--- Exercise inputs ---

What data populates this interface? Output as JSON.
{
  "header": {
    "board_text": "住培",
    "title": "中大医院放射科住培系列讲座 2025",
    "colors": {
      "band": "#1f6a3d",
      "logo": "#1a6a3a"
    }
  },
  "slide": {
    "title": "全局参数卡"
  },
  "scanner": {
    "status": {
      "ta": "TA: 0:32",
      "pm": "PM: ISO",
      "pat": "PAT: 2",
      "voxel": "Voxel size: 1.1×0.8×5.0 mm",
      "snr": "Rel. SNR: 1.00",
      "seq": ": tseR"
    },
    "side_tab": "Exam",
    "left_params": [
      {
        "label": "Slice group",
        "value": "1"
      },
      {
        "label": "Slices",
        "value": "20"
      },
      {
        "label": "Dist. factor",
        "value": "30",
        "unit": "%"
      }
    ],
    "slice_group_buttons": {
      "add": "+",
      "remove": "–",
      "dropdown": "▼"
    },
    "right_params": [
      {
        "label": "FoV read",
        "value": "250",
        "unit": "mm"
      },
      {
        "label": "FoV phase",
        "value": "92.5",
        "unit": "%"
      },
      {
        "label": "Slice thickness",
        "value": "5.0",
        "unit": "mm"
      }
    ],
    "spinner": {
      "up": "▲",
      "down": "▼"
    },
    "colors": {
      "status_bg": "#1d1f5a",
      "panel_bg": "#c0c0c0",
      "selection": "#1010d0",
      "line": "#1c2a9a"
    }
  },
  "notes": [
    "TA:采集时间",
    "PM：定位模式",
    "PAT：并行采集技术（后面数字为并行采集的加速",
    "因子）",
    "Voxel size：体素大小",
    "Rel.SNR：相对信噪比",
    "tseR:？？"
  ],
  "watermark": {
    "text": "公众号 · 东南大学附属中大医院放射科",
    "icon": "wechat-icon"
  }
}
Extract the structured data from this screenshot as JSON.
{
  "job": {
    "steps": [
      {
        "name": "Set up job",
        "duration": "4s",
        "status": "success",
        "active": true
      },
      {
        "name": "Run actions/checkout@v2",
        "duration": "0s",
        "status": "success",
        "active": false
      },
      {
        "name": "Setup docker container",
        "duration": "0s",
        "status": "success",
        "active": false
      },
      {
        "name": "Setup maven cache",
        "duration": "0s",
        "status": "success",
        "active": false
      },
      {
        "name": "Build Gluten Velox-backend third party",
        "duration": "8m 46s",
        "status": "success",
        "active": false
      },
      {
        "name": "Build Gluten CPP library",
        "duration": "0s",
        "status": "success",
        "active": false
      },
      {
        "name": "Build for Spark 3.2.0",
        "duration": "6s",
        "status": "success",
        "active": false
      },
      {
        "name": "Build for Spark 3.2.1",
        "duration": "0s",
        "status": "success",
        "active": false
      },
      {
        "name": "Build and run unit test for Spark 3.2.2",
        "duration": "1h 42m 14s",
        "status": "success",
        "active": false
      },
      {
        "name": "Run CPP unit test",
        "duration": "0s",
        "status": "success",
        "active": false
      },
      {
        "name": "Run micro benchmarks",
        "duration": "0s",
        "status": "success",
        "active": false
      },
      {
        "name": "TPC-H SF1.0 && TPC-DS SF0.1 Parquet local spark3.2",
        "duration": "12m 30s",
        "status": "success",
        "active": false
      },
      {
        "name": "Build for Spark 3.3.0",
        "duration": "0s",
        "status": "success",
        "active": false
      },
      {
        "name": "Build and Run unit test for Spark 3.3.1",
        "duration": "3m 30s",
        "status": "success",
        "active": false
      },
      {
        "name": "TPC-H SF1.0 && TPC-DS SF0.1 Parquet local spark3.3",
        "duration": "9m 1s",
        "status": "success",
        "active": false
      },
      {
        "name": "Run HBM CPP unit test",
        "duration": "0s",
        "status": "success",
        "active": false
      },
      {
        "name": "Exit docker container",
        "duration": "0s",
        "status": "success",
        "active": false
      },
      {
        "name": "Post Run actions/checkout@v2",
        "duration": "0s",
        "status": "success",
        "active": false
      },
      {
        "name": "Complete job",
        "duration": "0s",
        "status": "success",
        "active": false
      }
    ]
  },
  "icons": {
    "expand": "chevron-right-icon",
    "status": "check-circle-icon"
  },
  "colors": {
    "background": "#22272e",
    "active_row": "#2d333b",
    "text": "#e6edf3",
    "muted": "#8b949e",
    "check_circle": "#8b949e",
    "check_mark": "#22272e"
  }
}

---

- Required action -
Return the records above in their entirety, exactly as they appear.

- Exercise solution -
What data populates this interface? Output as JSON.
{
  "header": {
    "board_text": "住培",
    "title": "中大医院放射科住培系列讲座 2025",
    "colors": {
      "band": "#1f6a3d",
      "logo": "#1a6a3a"
    }
  },
  "slide": {
    "title": "全局参数卡"
  },
  "scanner": {
    "status": {
      "ta": "TA: 0:32",
      "pm": "PM: ISO",
      "pat": "PAT: 2",
      "voxel": "Voxel size: 1.1×0.8×5.0 mm",
      "snr": "Rel. SNR: 1.00",
      "seq": ": tseR"
    },
    "side_tab": "Exam",
    "left_params": [
      {
        "label": "Slice group",
        "value": "1"
      },
      {
        "label": "Slices",
        "value": "20"
      },
      {
        "label": "Dist. factor",
        "value": "30",
        "unit": "%"
      }
    ],
    "slice_group_buttons": {
      "add": "+",
      "remove": "–",
      "dropdown": "▼"
    },
    "right_params": [
      {
        "label": "FoV read",
        "value": "250",
        "unit": "mm"
      },
      {
        "label": "FoV phase",
        "value": "92.5",
        "unit": "%"
      },
      {
        "label": "Slice thickness",
        "value": "5.0",
        "unit": "mm"
      }
    ],
    "spinner": {
      "up": "▲",
      "down": "▼"
    },
    "colors": {
      "status_bg": "#1d1f5a",
      "panel_bg": "#c0c0c0",
      "selection": "#1010d0",
      "line": "#1c2a9a"
    }
  },
  "notes": [
    "TA:采集时间",
    "PM：定位模式",
    "PAT：并行采集技术（后面数字为并行采集的加速",
    "因子）",
    "Voxel size：体素大小",
    "Rel.SNR：相对信噪比",
    "tseR:？？"
  ],
  "watermark": {
    "text": "公众号 · 东南大学附属中大医院放射科",
    "icon": "wechat-icon"
  }
}
Extract the structured data from this screenshot as JSON.
{
  "job": {
    "steps": [
      {
        "name": "Set up job",
        "duration": "4s",
        "status": "success",
        "active": true
      },
      {
        "name": "Run actions/checkout@v2",
        "duration": "0s",
        "status": "success",
        "active": false
      },
      {
        "name": "Setup docker container",
        "duration": "0s",
        "status": "success",
        "active": false
      },
      {
        "name": "Setup maven cache",
        "duration": "0s",
        "status": "success",
        "active": false
      },
      {
        "name": "Build Gluten Velox-backend third party",
        "duration": "8m 46s",
        "status": "success",
        "active": false
      },
      {
        "name": "Build Gluten CPP library",
        "duration": "0s",
        "status": "success",
        "active": false
      },
      {
        "name": "Build for Spark 3.2.0",
        "duration": "6s",
        "status": "success",
        "active": false
      },
      {
        "name": "Build for Spark 3.2.1",
        "duration": "0s",
        "status": "success",
        "active": false
      },
      {
        "name": "Build and run unit test for Spark 3.2.2",
        "duration": "1h 42m 14s",
        "status": "success",
        "active": false
      },
      {
        "name": "Run CPP unit test",
        "duration": "0s",
        "status": "success",
        "active": false
      },
      {
        "name": "Run micro benchmarks",
        "duration": "0s",
        "status": "success",
        "active": false
      },
      {
        "name": "TPC-H SF1.0 && TPC-DS SF0.1 Parquet local spark3.2",
        "duration": "12m 30s",
        "status": "success",
        "active": false
      },
      {
        "name": "Build for Spark 3.3.0",
        "duration": "0s",
        "status": "success",
        "active": false
      },
      {
        "name": "Build and Run unit test for Spark 3.3.1",
        "duration": "3m 30s",
        "status": "success",
        "active": false
      },
      {
        "name": "TPC-H SF1.0 && TPC-DS SF0.1 Parquet local spark3.3",
        "duration": "9m 1s",
        "status": "success",
        "active": false
      },
      {
        "name": "Run HBM CPP unit test",
        "duration": "0s",
        "status": "success",
        "active": false
      },
      {
        "name": "Exit docker container",
        "duration": "0s",
        "status": "success",
        "active": false
      },
      {
        "name": "Post Run actions/checkout@v2",
        "duration": "0s",
        "status": "success",
        "active": false
      },
      {
        "name": "Complete job",
        "duration": "0s",
        "status": "success",
        "active": false
      }
    ]
  },
  "icons": {
    "expand": "chevron-right-icon",
    "status": "check-circle-icon"
  },
  "colors": {
    "background": "#22272e",
    "active_row": "#2d333b",
    "text": "#e6edf3",
    "muted": "#8b949e",
    "check_circle": "#8b949e",
    "check_mark": "#22272e"
  }
}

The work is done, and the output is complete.